Stored dataset items
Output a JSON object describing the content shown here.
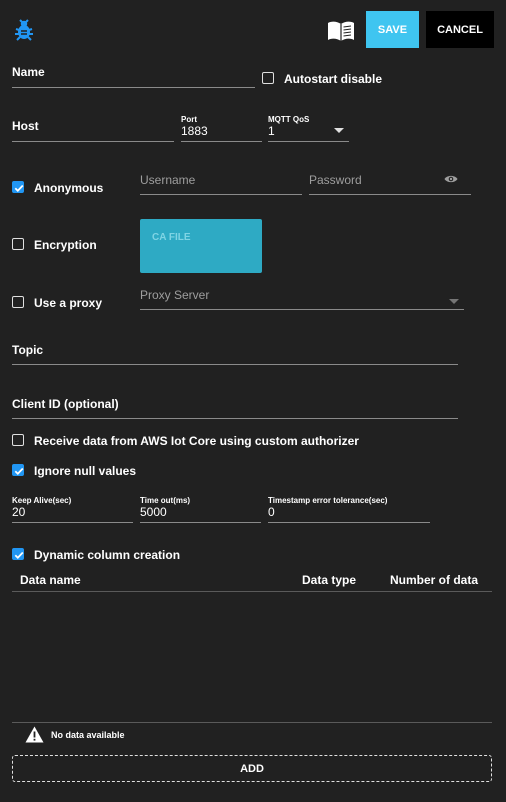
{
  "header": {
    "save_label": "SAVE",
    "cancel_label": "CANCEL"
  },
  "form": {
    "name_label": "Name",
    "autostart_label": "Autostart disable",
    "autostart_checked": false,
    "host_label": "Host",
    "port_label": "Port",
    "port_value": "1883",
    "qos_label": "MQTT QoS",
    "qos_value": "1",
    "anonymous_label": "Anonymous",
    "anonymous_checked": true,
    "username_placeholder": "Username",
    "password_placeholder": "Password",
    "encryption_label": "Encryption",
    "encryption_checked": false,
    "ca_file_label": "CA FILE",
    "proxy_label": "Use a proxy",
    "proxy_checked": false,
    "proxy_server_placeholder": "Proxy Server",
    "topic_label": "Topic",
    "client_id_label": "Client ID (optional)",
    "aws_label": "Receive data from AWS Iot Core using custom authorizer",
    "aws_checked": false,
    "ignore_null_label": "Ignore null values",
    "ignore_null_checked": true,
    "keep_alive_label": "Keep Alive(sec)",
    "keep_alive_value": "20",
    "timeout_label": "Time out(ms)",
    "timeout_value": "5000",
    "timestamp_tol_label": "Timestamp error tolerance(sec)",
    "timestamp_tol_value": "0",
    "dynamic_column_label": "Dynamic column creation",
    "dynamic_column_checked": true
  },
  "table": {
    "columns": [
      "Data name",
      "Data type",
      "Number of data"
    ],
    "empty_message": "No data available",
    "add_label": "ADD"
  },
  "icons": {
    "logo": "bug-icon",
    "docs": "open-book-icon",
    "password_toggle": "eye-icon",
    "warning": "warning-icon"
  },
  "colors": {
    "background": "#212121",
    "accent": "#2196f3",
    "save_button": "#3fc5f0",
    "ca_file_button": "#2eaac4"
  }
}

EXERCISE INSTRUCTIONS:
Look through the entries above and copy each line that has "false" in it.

EXERCISE ANSWER:
    "autostart_checked": false,
    "encryption_checked": false,
    "proxy_checked": false,
    "aws_checked": false,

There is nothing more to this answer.